With Delta variant increasing pediatric COVID cases in Broward, doctors recommend face masks and vaccines

MIAMI-DADE COUNTY, Fla. – The team at Joe DiMaggio Children’s Hospital is recommending children wear a face mask in public if they are older than two years old and get the protection of the COVID vaccine if they are older than 12 years old.

Their recommendation to parents in Broward County on Wednesday comes just as the hospital reports there is an ongoing surge in pediatric COVID cases and as students are preparing to go back to public schools on Aug. 18.

Anthony Sanders, the emergency room nurse manager at Joe DiMaggio Children’s Hospital, said children usually get sick after they return to school. He is bracing for more COVID cases.

“Traditionally, once they go back is when they start to come in to see us, you know basically the normal colds and things like that, but when you throw COVID into the mix, we don’t know what flu is going to look like, and the other childhood viruses and illnesses that they normally get,” Sanders said. “It’s just a lot scarier this time.”

Dr. Ronald Ford, the chief medical officer at Joe DiMaggio Children’s Hospital, said the children who are infected with the Delta variant of the coronavirus are experiencing more severe symptoms. The hospital treated just over 20 pediatric COVID cases in June, more than 240 in July, and so far has had nearly 160 in August.

“We are well on our way to breaking July’s record,” Ford said on Wednesday.

Ford wants parents to consider the science behind the protections that face masks and vaccines are able to provide for their children to remain healthy.

“Masking has been shown to reduce the incidence of transmission and reduce the chances of children getting COVID-19,” Ford said. “I highly recommend that the vaccine be given. This is again another layer of safety that we can offer our children.”

Hospitalization data shows the likelihood of a child landing in the hospital with COVID remains much lower for children than adults. For the week ending Aug. 5, children were 15% of reported weekly COVID-19 cases in the country. A study supported by the National Institutes of Health and published in May showed the hospitalization frequency for children was 5.3%, with 17.6% needing critical care services and 4.1% requiring mechanical ventilation.

Researchers found 16.5% of pediatric COVID patients presented with respiratory symptoms, 13.9% had gastrointestinal symptoms, 8.1% had dermatological symptoms, and 4.8% had neurological symptoms.

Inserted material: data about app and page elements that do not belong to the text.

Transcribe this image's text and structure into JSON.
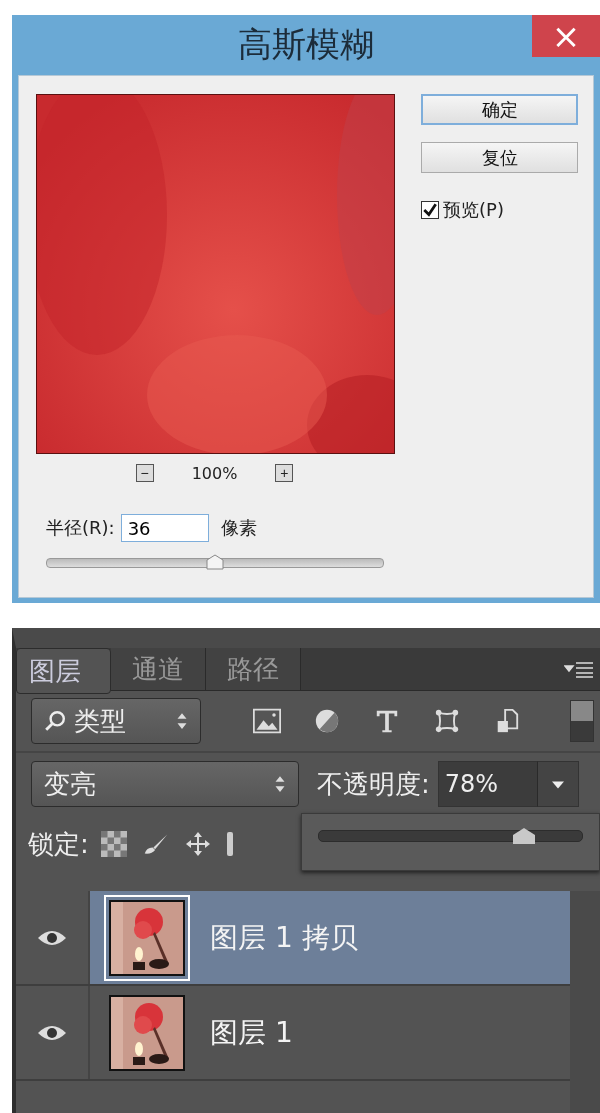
{
  "dialog": {
    "title": "高斯模糊",
    "close": "×",
    "buttons": [
      "确定",
      "复位"
    ],
    "preview": {
      "label": "预览(P)",
      "checked": true
    },
    "zoom": {
      "minus": "−",
      "plus": "+",
      "value": "100%"
    },
    "radius": {
      "label": "半径(R):",
      "value": "36",
      "unit": "像素",
      "level": 0.5
    }
  },
  "layers_panel": {
    "tabs": [
      {
        "label": "图层",
        "selected": true
      },
      {
        "label": "通道",
        "selected": false
      },
      {
        "label": "路径",
        "selected": false
      }
    ],
    "filter": "类型",
    "blend_mode": "变亮",
    "opacity_label": "不透明度:",
    "opacity": "78%",
    "opacity_slider": {
      "level": 0.78
    },
    "lock_label": "锁定:",
    "layers": [
      {
        "name": "图层 1 拷贝",
        "selected": true,
        "visible": true
      },
      {
        "name": "图层 1",
        "selected": false,
        "visible": true
      }
    ]
  }
}
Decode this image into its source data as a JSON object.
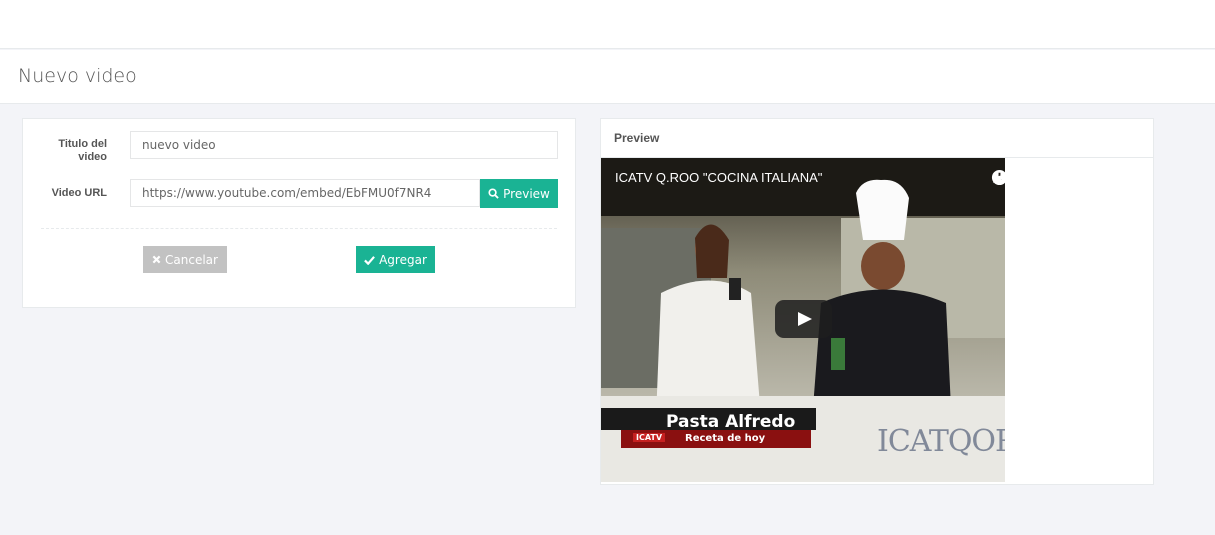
{
  "page": {
    "title": "Nuevo video"
  },
  "form": {
    "title_label": "Titulo del video",
    "title_value": "nuevo video",
    "url_label": "Video URL",
    "url_value": "https://www.youtube.com/embed/EbFMU0f7NR4",
    "preview_button": "Preview",
    "cancel_button": "Cancelar",
    "add_button": "Agregar"
  },
  "preview": {
    "panel_title": "Preview",
    "video_title": "ICATV Q.ROO \"COCINA ITALIANA\"",
    "caption_main": "Pasta Alfredo",
    "caption_sub": "Receta de hoy",
    "caption_brand": "ICATV",
    "watermark": "ICATQOR"
  },
  "icons": {
    "search": "search-icon",
    "times": "times-icon",
    "check": "check-icon",
    "clock": "clock-icon",
    "share": "share-icon",
    "play": "play-icon"
  },
  "colors": {
    "accent": "#1ab394",
    "cancel": "#c2c2c2",
    "background": "#f3f4f8"
  }
}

Researchers also found 18.8% of the children experienced symptoms such as fever, malaise, myalgia, arthralgia, and disturbances of smell or taste.

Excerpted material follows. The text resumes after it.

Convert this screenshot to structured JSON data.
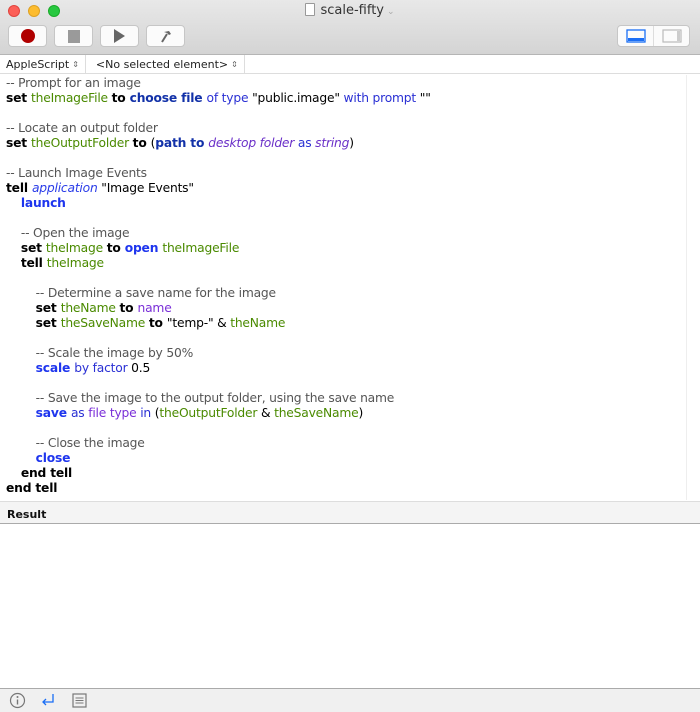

Vulnerable high-risk patients at Joe DiMaggio Children’s Hospital are receiving infusions of monoclonal antibodies, or mAb, man-made proteins that can help children fight off COVID and reduce the risk of severe disease and hospitalization when administered soon after diagnosis.

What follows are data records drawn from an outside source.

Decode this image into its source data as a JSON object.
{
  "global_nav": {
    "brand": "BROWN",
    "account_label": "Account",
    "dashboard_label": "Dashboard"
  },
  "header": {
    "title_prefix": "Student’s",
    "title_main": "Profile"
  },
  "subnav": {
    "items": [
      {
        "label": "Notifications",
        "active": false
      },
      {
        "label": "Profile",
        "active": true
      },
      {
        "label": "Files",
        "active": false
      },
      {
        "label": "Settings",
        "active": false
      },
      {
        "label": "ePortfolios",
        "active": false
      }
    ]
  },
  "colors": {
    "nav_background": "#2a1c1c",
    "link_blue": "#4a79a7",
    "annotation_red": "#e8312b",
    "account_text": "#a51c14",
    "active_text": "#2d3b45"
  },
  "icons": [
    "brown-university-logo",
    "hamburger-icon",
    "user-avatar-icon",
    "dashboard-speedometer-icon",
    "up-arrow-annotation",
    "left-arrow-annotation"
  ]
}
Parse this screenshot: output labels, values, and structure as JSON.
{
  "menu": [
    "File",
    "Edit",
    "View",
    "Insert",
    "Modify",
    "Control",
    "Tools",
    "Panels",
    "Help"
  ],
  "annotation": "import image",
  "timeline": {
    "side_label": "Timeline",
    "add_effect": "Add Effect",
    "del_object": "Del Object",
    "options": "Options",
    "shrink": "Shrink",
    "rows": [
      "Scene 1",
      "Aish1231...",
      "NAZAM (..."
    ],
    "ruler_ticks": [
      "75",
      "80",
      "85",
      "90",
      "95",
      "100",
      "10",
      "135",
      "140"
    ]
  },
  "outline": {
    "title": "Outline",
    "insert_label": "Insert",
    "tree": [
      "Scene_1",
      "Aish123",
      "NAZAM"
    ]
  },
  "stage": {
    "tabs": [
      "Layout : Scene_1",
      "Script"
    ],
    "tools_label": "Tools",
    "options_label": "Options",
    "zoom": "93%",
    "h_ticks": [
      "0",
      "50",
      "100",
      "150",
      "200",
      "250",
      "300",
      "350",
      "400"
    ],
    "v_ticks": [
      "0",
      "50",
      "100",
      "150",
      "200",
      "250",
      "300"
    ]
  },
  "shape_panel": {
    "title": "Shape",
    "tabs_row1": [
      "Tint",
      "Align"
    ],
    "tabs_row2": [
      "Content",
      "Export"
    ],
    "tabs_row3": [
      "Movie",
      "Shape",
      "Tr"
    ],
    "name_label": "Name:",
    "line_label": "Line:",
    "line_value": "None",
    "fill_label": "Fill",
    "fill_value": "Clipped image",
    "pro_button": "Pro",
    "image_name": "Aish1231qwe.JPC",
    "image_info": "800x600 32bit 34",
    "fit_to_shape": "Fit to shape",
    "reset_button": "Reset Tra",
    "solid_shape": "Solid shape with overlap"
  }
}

“Right now it’s approved for children 12 and older. Now, it’s not for every child. It’s really for children who have significant underlying medical conditions,” Ford said.

Most children with COVID have been spared from developing long-term symptoms, but epidemiologists around the world are tracking some rare cases. Researchers found some children are experiencing lingering issues such as muscle and joint pain, fatigue, and difficulty concentrating.

Pediatric hospitalizations on Wednesday

Nicklaus Children’s Hospital in Miami-Dade County279
Holtz Children’s Hospital in Miami-Dade County6 on respiratory support
Joe DiMaggio Children’s Hospital in Broward County95

Florida’s mortality data available as of Aug. 5

State officials report 39,695 people have died of COVID in Florida, including 175 who died during the week of July 30-Aug. 5.

Age rangeCumulative COVID deaths
Under 167

Source: Florida Department of Health COVID-19 Weekly Situation Report (Aug. 6)

Related stories

About the Authors:

Sanela Sabovic joined Local 10 News in September 2012 as an assignment editor and associate producer. In August 2015, she became a full-time reporter and fill-in traffic reporter. Sanela holds a Bachelor of Arts degree in communications with a concentration in radio, television and film from DePaul University.

The Emmy Award-winning journalist joined the Local 10 News team in 2013. She wrote for the Miami Herald for more than 9 years and won a Green Eyeshade Award.